    Consequently, by filling longer routes, the points for placing cards on the board map will only stack up and increase rapidly: it is a cascade effect. A great effect, by the way!

  • Early on, don't focus on Train Car Cards of only one color, because that will limit your options when you're about to Claim a Route. Early turns are the perfect time to fill your hands with Train Car Cards options. When you look down later on, there'll be just one Train Car Card missing to claim that route that everyone was trying to get. You'll thank me later!

  • Now here's a very important tip that is a strategy at the same time: Check your Destination Ticket Cards and see if there's a route that is connected to another route that has a lot of Train Car Cards of the same color. Save these cards, and, every time it is your turn and these Train Car Cards with that specific color are available, get them, even if you're not using them right away. This way, you'll hold on to them and prevent another player from claiming that route.

  • Use the face-down Train Car Cards. This is a good move for those times when there's nothing interesting among the available Train Car Cards, and, furthermore, it will confuse your opponents and prevent them from knowing what your plans are and what do you need to win the game. Additionally, you'll have the opportunity to get 2 wildcards (keep in mind that, if you opt for a wildcard among the 5 available Train Car Cards, you can only get 1).

    Well, if you're crazy about strategies, you can just count cards: there are 12 cards of each color and 14 wildcards. Count them and your chances will increase exponentially. There are countless folks that really enjoy that, trust me!


  • Another important thing is to get important routes before anyone else. And which are the most important routes? Obviously, they are the ones that are in your Destination Ticket Cards, but it is more than that. There are routes that connect several points, so it is always nice to have cards there to guarantee you'll have good connections before anyone blocks them.

    Just check the board map, and you'll notice there are towns with 7 routes available to get to. On the other hand, there are towns with only 2 routes. So, my friend, I don't even need to say anything else - you can either guarantee one of these routes, or give up on them entirely.

  • Do you want to confuse your opponents even further? Claim routes in random places (which are obviously part of your route), but don't get them in a straight sequence but rather in different sections, so no one knows which route you truly want, which means: zigzag through the routes. They'll be completely lost.

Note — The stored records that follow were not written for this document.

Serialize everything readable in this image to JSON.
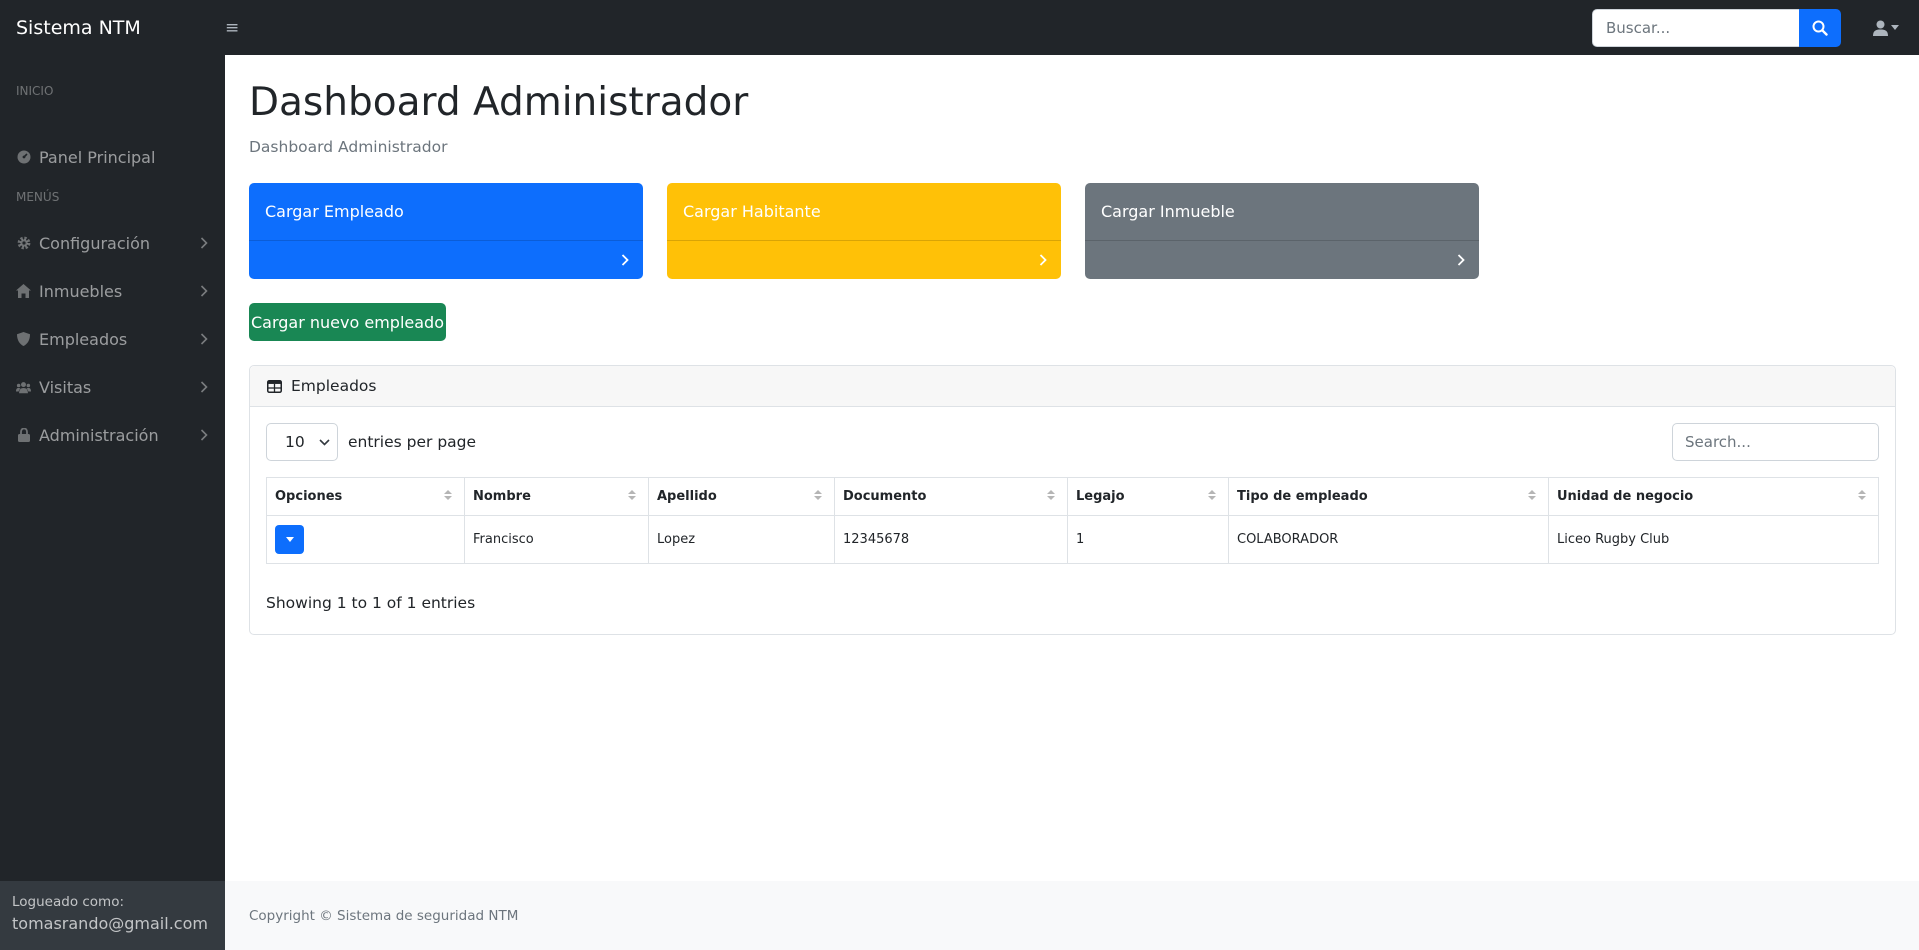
{
  "navbar": {
    "brand": "Sistema NTM",
    "toggle_glyph": "≡",
    "search_placeholder": "Buscar...",
    "search_icon": "search-icon",
    "user_icon": "user-icon"
  },
  "sidebar": {
    "heading_inicio": "INICIO",
    "panel_principal": "Panel Principal",
    "heading_menus": "MENÚS",
    "items": [
      {
        "label": "Configuración",
        "icon": "gear-icon"
      },
      {
        "label": "Inmuebles",
        "icon": "home-icon"
      },
      {
        "label": "Empleados",
        "icon": "shield-icon"
      },
      {
        "label": "Visitas",
        "icon": "users-icon"
      },
      {
        "label": "Administración",
        "icon": "lock-icon"
      }
    ],
    "footer_label": "Logueado como:",
    "footer_email": "tomasrando@gmail.com"
  },
  "main": {
    "title": "Dashboard Administrador",
    "breadcrumb": "Dashboard Administrador",
    "tiles": [
      {
        "label": "Cargar Empleado",
        "color": "#0d6efd"
      },
      {
        "label": "Cargar Habitante",
        "color": "#ffc107"
      },
      {
        "label": "Cargar Inmueble",
        "color": "#6c757d"
      }
    ],
    "new_button": "Cargar nuevo empleado",
    "table_card": {
      "title": "Empleados",
      "per_page_value": "10",
      "per_page_label": "entries per page",
      "search_placeholder": "Search...",
      "columns": [
        "Opciones",
        "Nombre",
        "Apellido",
        "Documento",
        "Legajo",
        "Tipo de empleado",
        "Unidad de negocio"
      ],
      "rows": [
        {
          "nombre": "Francisco",
          "apellido": "Lopez",
          "documento": "12345678",
          "legajo": "1",
          "tipo": "COLABORADOR",
          "unidad": "Liceo Rugby Club"
        }
      ],
      "info": "Showing 1 to 1 of 1 entries"
    }
  },
  "footer": {
    "text": "Copyright © Sistema de seguridad NTM"
  },
  "colors": {
    "dark": "#212529",
    "primary": "#0d6efd",
    "warning": "#ffc107",
    "secondary": "#6c757d",
    "success": "#198754"
  }
}
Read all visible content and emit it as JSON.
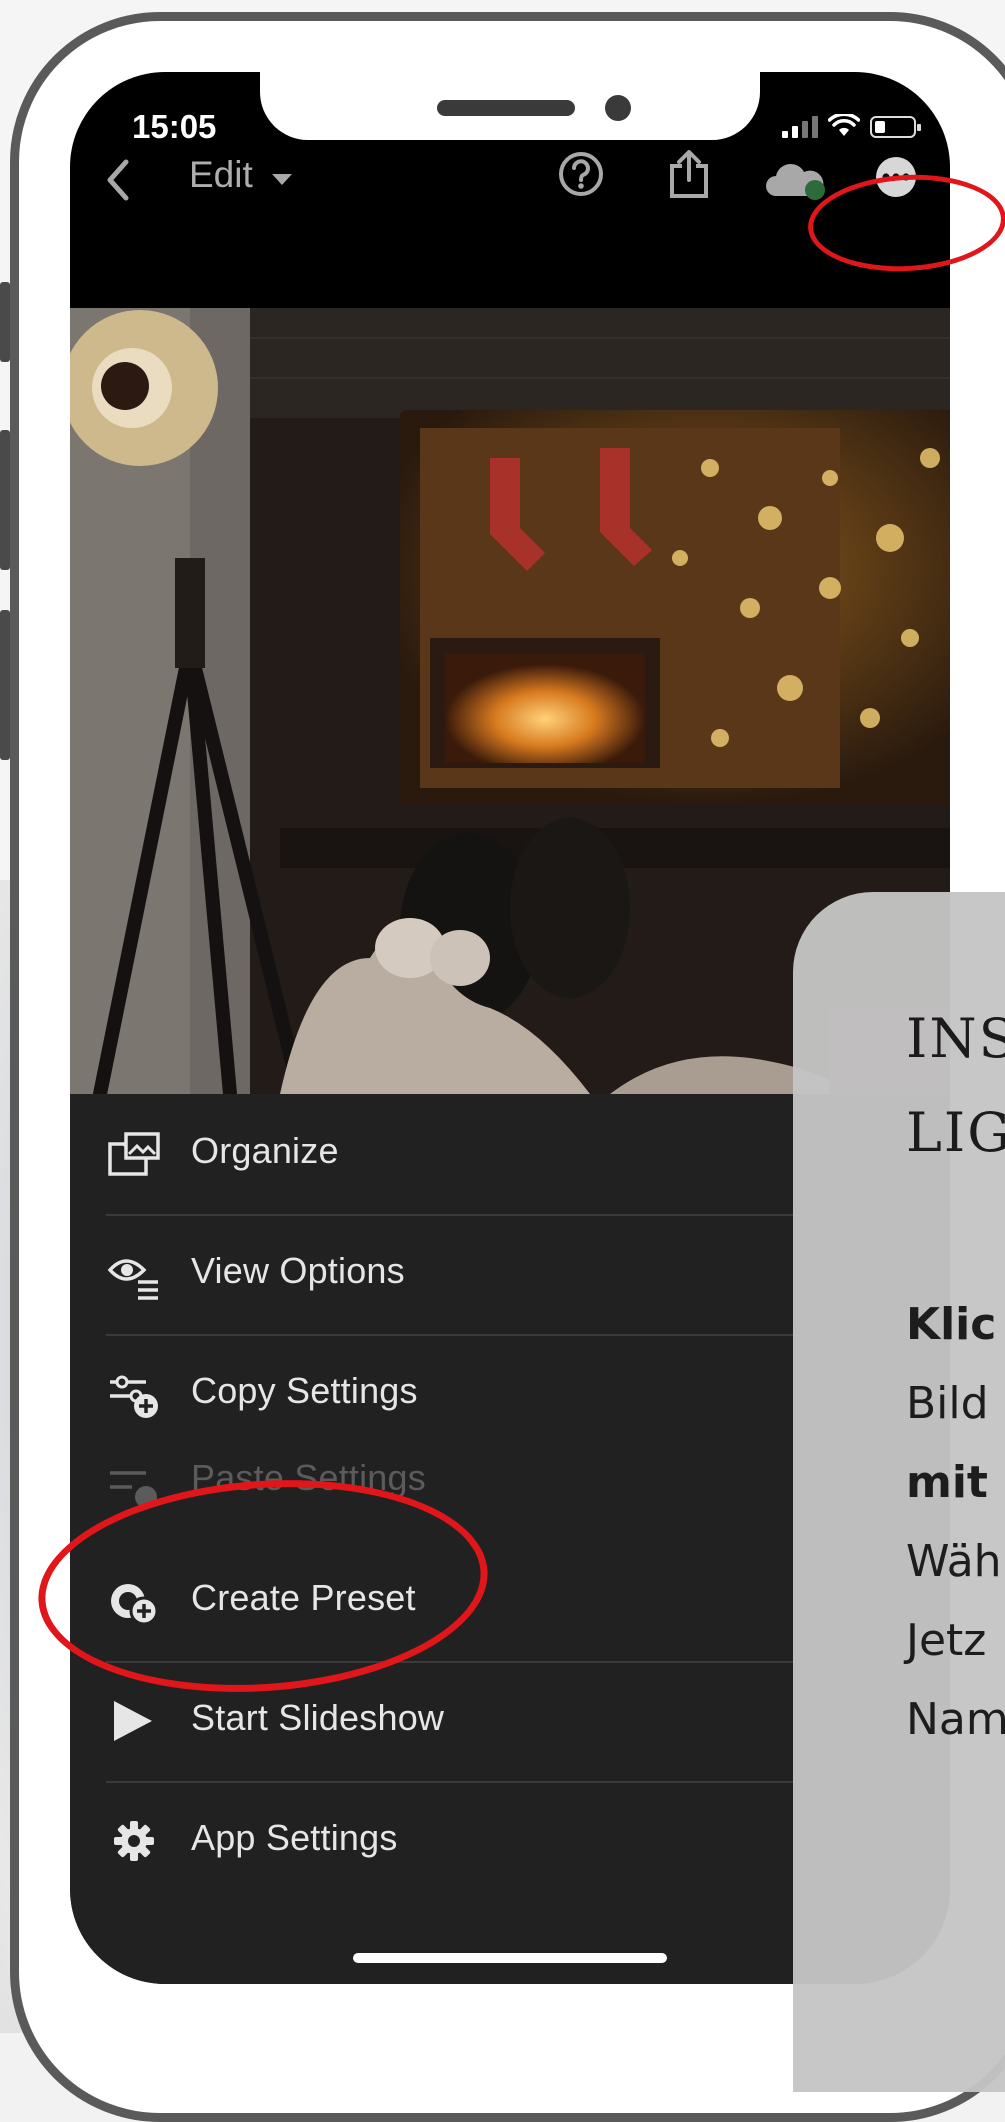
{
  "status": {
    "time": "15:05"
  },
  "toolbar": {
    "back_icon": "chevron-left-icon",
    "edit_label": "Edit",
    "dropdown_icon": "caret-down-icon",
    "actions": [
      "help-icon",
      "share-icon",
      "cloud-sync-icon",
      "more-icon"
    ]
  },
  "menu": {
    "items": [
      {
        "label": "Organize",
        "icon": "folder-photo-icon"
      },
      {
        "label": "View Options",
        "icon": "eye-list-icon"
      },
      {
        "label": "Copy Settings",
        "icon": "sliders-plus-icon"
      },
      {
        "label": "Paste Settings",
        "icon": "sliders-paste-icon",
        "disabled": true
      },
      {
        "label": "Create Preset",
        "icon": "preset-plus-icon"
      },
      {
        "label": "Start Slideshow",
        "icon": "play-icon"
      },
      {
        "label": "App Settings",
        "icon": "gear-icon"
      }
    ]
  },
  "card": {
    "title_lines": [
      "INS",
      "LIG"
    ],
    "body_lines": [
      {
        "text": "Klic",
        "bold": true
      },
      {
        "text": "Bild",
        "bold": false
      },
      {
        "text": "mit",
        "bold": true
      },
      {
        "text": "Wäh",
        "bold": false
      },
      {
        "text": "Jetz",
        "bold": false
      },
      {
        "text": "Nam",
        "bold": false
      }
    ]
  },
  "colors": {
    "annotation": "#e0161b",
    "menu_background": "#212121",
    "card_background": "#c5c5c5",
    "toolbar_background": "#000000"
  }
}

  • Another important tip is that you should claim straight away the starting and ending destination cities in your longest Destination Ticket Cards, so you'll be free to, if another opponent blocks you, use alternative route options.

  • And, finally, monitor how many cards your opponents have, because that's the endgame trigger, more particularly the last turn trigger. Always keep an eye on that!


    Teaching Tips

    Ticket to Ride is a lesson in geography and history at the same time. Discovering the North American map has never been more fun, with real locations of the towns and even routes that still exist, by the way. Playing this game is finding out that a timezone in a certain North American city is different from yours, and that a certain team or historical place is in a certain town, or that a movie in particular explores the history of a certain town, etc.

    Parents and teachers can thoroughly use Ticket to Ride. The sky is the limit!

    Mathematically speaking, the constant sum of how many cars are used in a certain route practices addition. Keeping track of scores per car and the value of your Destination Ticket Cards will allow players to predict or anticipate how many points are left to reach or overcome a certain opponent.

    You can also work on spacial awareness, because cars score according to the route's length. And knowing where you should start is essential; knowing where you should invest to boost your score is very important, and demands caution and strategy.

    Anyway, this game can be thoroughly enjoyed, I'm sure. I recommend you bring Ticket to Ride to your home collection!